MUSIC REVIEW: The longtime baritone chart-topper ambled through many of country music's favored themes.
Forever-smooth Alan Jackson and ornery-looking Jamey Johnson would seem to have about as much in common as a butter sculpture and a Midway barker. But both singers who shared the State Fair grandstand stage Friday are all about good country songs. You know, three chords and the truth.
A crowd of 10,773 was treated to an evening filled with superior country songs. You know, songs about living, dying, crying, drinking, dancing and, of course, loving, as Jackson explained early in his set.
Country's most consistent long-run male hitmaker this side of George Strait, the laconic Jackson, 53, has grown more talkative in recent years. He mentioned that this was his sixth appearance at the fair, talked about what sparked some of his songs and declared that some of his ballads were too sad for a Friday night.
He has abandoned his statue-like stage presence of old in favor of roaming around the stage when his band takes solos and tossing guitar picks and rolled up T-shirts to fans. Heck, he even sashayed a bit during "Livin' on Love."
Jackson's baritone voice has grown a bit deeper, but his delivery is still effortless. The tall man with the little mustache, curly mullet and big cowboy hat is all about easy. You know, easy like sipping sweet tea on the front porch on a beautiful Southern afternoon.
His music covers a range of styles in the country oeuvre -- honky tonk boogie, cry-in-your-beer plaints, rockin' blues, heart-warming ballads and pop ditties. Mostly, the messages are about the small-town values he grew up with in Georgia. And he sold them with an aw-shucks modesty, delivering almost every song with the same intensity that fell short of heartfelt, and a little Nashville hokum, ingratiatingly inserting "Minnesota" in the lyrics of several numbers.
Usually what made a song stand out was what was shown on the big video screens behind the country superstar -- whether cute kids in the crowd during "Little Bitty," animation during "Small Town Southern Man" or shots of Twin Cities sites during the festive "Where I Come From" (though including a strip-club logo seemed like a faux pas).

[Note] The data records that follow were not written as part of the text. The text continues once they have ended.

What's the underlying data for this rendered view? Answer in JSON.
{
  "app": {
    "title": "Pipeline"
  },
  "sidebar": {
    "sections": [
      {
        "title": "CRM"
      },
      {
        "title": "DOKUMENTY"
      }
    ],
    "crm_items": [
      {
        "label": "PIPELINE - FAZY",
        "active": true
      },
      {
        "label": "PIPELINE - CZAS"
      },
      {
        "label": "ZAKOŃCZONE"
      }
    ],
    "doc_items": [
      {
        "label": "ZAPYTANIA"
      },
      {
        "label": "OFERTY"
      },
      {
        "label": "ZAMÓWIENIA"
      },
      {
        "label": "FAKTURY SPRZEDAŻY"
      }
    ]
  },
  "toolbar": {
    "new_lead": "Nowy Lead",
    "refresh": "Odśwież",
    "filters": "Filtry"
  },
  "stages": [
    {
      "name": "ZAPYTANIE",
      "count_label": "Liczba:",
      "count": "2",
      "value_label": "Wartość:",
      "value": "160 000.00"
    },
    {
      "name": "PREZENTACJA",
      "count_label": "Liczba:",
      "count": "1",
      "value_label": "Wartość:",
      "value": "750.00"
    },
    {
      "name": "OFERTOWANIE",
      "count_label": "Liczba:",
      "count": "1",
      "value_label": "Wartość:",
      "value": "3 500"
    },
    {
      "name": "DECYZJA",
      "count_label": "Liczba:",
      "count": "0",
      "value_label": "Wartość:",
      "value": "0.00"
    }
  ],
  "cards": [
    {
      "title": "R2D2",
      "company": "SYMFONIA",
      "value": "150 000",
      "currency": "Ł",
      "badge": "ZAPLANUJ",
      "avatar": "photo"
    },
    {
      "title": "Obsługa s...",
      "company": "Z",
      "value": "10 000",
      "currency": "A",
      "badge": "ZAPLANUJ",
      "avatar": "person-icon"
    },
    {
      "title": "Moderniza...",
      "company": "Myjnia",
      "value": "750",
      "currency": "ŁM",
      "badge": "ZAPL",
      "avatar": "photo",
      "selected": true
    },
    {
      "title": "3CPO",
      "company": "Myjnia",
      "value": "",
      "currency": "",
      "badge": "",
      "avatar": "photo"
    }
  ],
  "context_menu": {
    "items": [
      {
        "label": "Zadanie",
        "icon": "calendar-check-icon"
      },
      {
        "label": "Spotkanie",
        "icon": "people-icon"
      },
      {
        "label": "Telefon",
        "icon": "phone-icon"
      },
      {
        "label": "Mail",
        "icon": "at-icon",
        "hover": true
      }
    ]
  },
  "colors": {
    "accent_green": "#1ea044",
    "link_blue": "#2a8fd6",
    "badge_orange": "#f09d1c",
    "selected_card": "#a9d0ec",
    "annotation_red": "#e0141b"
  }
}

For someone who has had more than two-dozen No. 1 songs, Jackson wasn't afraid to leave out some favorites and throw in some surprises, including Hank Williams Jr.'s "The Blues Man" (featuring the only ache in the singer's voice all night) and this year's surprisingly unsuccessful "So You Don't Have to Love Me Anymore," which sounded like someone's attempt (Jackson didn't write this one, for a change) to write a George Jones song.
The highlight had to be "Where Were You (When the World Stopped Turning)," his Sept. 11 tribute, which sounds as potent and relevant today as it did in 2001. Jackson knows that details, emotions, understatement and, of course, timing make a great country song.
There was a certain timelessness to most of what Johnson, 37, sang during his hour-long set. With his stern gaze, furrowed brow and bushy, halfway to ZZ Top beard, he looked like a lonesome, ornery and mean cuss. Sounding like a cross between Waylon and Willie, he delivered some hard truths. His mostly downbeat set had a boozy, late-night vibe, with cutting lyrics that were part swagger and part guilt. The standouts were the Merle Haggard-like "Can't Cash My Checks," his divorce hit "Give It Away," and "Amazing Grace," done like a funeral dirge to the tune of "House of the Rising Sun."
You know, how sweet the sounds of country music.
Set lists: www.startribune.com/artcetera. Twitter: @jonbream 612-673-1719